Saved by an Atheist

( Here is the Breakpoint radio commentary for today. Read it below. )

Find out how a famous atheist started a secular humanist on the road to faith in Jesus Christ.

Sarah Irving-Stonebraker was on the fast track to academic stardom. A native of Australia, Sarah had won the University Medal and a Commonwealth Scholarship to undertake her Ph.D. in History at King’s College, Cambridge.

Sarah’s secular humanist perspective fit right in at King’s, and her views of Christians—that they were anti-intellectual and self-righteous—seemingly were confirmed.

Yet, as she details in an eye-opening testimony from the Veritas Forum, a strange thing happened to Sarah inside her secular bubble. Somehow, the truth got in. After Cambridge, Sarah said she attended some lectures at Oxford by the atheist public intellectual and Princeton ethics professor Peter Singer.

Singer, as you probably know, has stirred worldwide controversy by advancing the notion that some forms of animal life have more worth than some human life. Singer doesn’t believe in God, and therefore he sees no basis for any intrinsic human dignity.

During the Oxford lectures, Singer asserted that nature provides no grounds for human equality, pointing to children who have lost their ability to reason through disability or illness. Sarah Irving-Stonebraker’s comfortable secularism was suddenly rocked.

“I remember leaving Singer’s lectures with a strange intellectual vertigo,” Sarah writes. “I began to realise that the implications of my atheism were incompatible with almost every value I held dear.”

A few months later, at a dinner for the International Society for the Study of Science and Religion, Andrew Briggs, a Professor of Nanomaterials and a Christian, asked Sarah a perfectly reasonable question: Do you believe in God? Again, Sarah was flummoxed, fumbling something about agnosticism. Briggs replied, “Do you really want to sit on the fence forever?”

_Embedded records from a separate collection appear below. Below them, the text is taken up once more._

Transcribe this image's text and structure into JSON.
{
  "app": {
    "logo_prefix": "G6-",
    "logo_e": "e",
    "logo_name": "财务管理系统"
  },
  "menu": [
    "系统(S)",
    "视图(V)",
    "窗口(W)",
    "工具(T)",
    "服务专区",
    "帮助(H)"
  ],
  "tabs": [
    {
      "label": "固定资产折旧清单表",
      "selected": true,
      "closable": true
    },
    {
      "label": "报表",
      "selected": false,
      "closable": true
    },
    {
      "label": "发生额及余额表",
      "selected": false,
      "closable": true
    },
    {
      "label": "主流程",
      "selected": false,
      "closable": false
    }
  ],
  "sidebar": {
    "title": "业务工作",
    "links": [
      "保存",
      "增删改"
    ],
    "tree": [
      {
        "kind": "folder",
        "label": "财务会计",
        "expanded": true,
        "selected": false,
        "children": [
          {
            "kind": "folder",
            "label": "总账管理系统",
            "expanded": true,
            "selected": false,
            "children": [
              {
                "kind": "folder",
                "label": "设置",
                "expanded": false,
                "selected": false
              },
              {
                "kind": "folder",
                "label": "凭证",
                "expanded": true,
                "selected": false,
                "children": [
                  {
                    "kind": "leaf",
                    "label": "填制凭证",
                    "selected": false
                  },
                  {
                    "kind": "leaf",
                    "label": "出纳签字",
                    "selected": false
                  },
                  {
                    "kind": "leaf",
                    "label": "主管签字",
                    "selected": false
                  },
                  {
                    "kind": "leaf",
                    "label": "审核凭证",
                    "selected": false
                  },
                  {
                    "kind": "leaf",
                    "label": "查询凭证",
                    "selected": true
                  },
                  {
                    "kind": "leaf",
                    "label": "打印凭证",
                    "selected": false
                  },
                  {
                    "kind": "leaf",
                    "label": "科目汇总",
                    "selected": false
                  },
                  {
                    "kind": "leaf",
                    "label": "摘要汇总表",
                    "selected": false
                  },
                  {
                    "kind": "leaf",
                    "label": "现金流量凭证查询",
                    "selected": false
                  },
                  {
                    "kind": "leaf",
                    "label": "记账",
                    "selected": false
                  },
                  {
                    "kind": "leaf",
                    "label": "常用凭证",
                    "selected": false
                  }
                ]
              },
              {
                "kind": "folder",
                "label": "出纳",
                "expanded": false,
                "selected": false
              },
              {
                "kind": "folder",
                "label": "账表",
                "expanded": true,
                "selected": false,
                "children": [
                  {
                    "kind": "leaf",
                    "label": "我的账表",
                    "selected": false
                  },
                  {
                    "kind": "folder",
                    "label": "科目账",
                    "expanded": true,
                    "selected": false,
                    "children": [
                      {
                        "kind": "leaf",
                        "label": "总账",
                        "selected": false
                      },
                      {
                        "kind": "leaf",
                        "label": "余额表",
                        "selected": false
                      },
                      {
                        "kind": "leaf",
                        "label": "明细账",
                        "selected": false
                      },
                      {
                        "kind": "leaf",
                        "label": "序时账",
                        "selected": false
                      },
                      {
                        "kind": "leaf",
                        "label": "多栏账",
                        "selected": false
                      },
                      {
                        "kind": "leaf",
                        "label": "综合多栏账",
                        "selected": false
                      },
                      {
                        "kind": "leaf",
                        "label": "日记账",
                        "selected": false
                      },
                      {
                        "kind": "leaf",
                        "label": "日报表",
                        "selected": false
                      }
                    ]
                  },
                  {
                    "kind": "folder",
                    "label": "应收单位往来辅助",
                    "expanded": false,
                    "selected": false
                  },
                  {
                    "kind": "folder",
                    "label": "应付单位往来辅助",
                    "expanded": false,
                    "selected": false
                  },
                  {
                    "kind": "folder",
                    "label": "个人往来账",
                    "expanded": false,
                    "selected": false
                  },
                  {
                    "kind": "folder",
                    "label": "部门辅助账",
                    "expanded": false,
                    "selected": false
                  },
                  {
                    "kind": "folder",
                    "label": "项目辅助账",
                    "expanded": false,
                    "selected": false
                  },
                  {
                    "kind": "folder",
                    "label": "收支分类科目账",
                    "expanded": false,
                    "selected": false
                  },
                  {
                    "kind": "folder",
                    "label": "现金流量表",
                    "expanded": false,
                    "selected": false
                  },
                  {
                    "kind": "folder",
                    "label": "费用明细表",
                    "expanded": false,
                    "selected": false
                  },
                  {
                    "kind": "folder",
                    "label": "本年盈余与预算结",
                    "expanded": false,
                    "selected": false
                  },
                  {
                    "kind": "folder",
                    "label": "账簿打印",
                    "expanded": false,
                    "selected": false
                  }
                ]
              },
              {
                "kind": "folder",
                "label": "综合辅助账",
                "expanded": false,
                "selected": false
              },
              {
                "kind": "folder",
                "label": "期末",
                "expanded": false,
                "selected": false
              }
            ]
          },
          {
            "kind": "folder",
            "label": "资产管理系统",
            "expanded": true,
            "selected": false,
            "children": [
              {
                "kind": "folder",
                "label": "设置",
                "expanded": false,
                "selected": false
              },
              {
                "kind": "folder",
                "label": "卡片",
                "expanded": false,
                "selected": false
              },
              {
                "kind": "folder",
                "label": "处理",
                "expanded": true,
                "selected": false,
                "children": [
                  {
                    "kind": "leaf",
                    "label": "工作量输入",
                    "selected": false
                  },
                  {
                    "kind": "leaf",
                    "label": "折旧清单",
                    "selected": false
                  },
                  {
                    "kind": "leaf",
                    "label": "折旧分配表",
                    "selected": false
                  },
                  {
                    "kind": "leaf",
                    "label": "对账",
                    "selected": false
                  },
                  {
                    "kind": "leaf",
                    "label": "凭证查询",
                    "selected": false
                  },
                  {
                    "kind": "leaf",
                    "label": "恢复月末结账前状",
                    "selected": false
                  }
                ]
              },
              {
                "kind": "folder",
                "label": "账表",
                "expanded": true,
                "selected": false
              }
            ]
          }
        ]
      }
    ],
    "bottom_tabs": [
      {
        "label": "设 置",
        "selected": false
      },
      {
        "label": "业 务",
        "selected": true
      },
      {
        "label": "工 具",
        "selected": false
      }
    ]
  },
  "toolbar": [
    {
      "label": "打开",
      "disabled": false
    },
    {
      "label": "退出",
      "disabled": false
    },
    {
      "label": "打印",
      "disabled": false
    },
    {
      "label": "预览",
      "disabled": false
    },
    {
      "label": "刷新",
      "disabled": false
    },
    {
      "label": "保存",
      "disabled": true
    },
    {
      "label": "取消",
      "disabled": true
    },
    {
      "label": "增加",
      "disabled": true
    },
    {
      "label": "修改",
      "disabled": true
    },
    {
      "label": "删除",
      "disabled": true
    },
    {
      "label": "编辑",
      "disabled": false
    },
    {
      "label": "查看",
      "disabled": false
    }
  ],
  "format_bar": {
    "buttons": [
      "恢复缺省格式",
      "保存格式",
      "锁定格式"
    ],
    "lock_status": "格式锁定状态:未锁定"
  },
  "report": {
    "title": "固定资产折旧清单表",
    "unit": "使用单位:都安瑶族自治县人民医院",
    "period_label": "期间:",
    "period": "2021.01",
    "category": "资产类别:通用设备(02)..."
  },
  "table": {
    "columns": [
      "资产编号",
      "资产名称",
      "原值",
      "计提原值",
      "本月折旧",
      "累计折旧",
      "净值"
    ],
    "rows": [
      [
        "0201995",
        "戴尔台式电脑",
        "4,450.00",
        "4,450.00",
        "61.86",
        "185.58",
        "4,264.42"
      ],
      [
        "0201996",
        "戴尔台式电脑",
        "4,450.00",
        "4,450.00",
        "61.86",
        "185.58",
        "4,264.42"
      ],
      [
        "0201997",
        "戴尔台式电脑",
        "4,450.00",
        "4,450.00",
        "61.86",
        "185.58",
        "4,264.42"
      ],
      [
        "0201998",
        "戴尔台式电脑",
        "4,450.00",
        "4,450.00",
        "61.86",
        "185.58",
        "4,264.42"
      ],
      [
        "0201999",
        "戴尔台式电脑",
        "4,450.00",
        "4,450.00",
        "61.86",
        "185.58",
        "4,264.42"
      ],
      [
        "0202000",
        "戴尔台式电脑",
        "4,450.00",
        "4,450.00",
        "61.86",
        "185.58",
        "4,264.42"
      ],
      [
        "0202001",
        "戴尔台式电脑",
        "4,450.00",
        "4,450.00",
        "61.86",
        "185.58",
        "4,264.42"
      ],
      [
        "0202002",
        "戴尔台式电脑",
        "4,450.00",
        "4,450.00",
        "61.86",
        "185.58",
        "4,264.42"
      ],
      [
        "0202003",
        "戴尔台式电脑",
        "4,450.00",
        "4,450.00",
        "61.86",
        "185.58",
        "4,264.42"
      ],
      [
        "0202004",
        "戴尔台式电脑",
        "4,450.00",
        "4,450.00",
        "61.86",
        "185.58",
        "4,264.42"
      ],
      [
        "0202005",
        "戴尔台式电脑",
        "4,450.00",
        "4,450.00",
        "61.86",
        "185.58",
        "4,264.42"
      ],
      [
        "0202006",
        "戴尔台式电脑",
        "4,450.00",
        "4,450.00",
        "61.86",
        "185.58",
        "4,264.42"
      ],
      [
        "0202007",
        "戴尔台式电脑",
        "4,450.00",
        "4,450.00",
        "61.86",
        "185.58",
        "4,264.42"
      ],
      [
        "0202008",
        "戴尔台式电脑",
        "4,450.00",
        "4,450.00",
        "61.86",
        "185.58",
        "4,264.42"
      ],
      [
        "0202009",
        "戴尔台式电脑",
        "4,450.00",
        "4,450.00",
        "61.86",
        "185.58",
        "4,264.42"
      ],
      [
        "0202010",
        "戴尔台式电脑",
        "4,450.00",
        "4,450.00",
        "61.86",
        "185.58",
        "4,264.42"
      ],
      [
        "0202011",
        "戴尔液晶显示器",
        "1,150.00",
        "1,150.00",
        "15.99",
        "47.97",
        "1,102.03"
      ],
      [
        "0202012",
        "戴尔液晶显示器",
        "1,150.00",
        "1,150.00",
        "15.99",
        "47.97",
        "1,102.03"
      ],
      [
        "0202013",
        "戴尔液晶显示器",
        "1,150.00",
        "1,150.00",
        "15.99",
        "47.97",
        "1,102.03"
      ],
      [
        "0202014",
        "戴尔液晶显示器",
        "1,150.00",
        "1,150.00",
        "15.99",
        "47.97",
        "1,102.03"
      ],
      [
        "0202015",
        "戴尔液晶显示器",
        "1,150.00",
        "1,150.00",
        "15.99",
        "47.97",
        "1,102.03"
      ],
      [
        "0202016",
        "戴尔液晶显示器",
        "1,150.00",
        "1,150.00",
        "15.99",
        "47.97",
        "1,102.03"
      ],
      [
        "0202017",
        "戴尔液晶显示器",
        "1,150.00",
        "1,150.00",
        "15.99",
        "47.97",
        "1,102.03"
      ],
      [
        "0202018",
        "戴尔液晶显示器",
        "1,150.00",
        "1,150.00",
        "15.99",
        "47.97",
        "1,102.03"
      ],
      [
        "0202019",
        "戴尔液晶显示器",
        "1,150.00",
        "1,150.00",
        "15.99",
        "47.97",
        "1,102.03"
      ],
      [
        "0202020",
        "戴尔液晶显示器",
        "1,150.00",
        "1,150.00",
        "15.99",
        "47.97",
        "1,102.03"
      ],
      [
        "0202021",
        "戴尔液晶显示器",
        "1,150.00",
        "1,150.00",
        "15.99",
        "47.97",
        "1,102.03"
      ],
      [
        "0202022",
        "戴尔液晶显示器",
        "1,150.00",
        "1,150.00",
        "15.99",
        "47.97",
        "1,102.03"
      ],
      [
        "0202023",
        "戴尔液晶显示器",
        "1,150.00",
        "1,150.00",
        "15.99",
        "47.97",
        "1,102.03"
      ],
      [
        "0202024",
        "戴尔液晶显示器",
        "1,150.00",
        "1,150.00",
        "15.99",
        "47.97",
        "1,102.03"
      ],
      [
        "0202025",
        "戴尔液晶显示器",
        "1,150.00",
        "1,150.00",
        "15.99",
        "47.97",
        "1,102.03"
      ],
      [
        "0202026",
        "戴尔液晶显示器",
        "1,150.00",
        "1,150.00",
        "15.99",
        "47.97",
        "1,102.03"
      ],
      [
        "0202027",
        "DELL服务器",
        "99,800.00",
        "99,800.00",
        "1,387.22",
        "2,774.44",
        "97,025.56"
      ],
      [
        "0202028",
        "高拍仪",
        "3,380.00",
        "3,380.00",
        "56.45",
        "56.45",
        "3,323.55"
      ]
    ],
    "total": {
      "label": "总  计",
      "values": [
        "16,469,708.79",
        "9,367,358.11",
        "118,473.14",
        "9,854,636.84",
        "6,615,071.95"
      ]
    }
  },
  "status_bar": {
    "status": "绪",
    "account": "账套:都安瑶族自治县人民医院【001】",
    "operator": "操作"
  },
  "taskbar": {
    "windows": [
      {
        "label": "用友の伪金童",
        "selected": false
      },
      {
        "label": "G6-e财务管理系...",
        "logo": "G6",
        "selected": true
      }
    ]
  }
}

“That question,” she now says, “made me realise that if issues about human value and ethics mattered to me, the response that perhaps there was a God, or perhaps there wasn’t, was unsatisfactory.”

Fast forward to Florida, where Sarah was conducting research. She began attending church as a seeker: And she was overwhelmed by Christians living out their faith: “feeding the homeless every week, running community centres, and housing and advocating for migrant farm laborers.”

And when she started reading the likes of Paul Tillich and Reinhold Niebuhr, she saw the intellectual depth and profundity of their Christian faith. Then this: “A friend gave me C.S. Lewis’s Mere Christianity, and one night,” she wrote, “I knelt in my closet in my apartment and asked Jesus to save me, and to become the Lord of my life.”

Sarah’s journey from doubt to faith—which you can read in full by coming to our website and clicking on this commentary—reminds me a little of another formerly atheist denizen of Cambridge and Oxford—C.S. Lewis. Lewis saw the bleak implications of his worldview, stating, “Nearly all I loved I believed to be imaginary; nearly all that I believed to be real, I thought grim and meaningless.” And just like Sarah, Lewis had good, well-informed Christian friends and colleagues such as J.R.R. Tolkien to point a disillusioned atheist gently to Christ.

As Chuck Colson would say, while there are many good ways to share the good news with people, even scholars, one is to help them follow their worldview assumptions to their logical conclusion. The fact is, the grim, atheistic worldview simply can’t carry the weight of human significance on its bony shoulders.

Created in the awesome image of God, men and women know that life has a meaning beyond “eat, drink, and be merry, for tomorrow we die.” People everywhere see the True, the Beautiful, and the Good and long to know their source. And, thank God, He has revealed Himself!

I am tired the way the west is fighting the war with Islam, and so is Cal Thomas

Listen to the Cal Thomas commentary for today.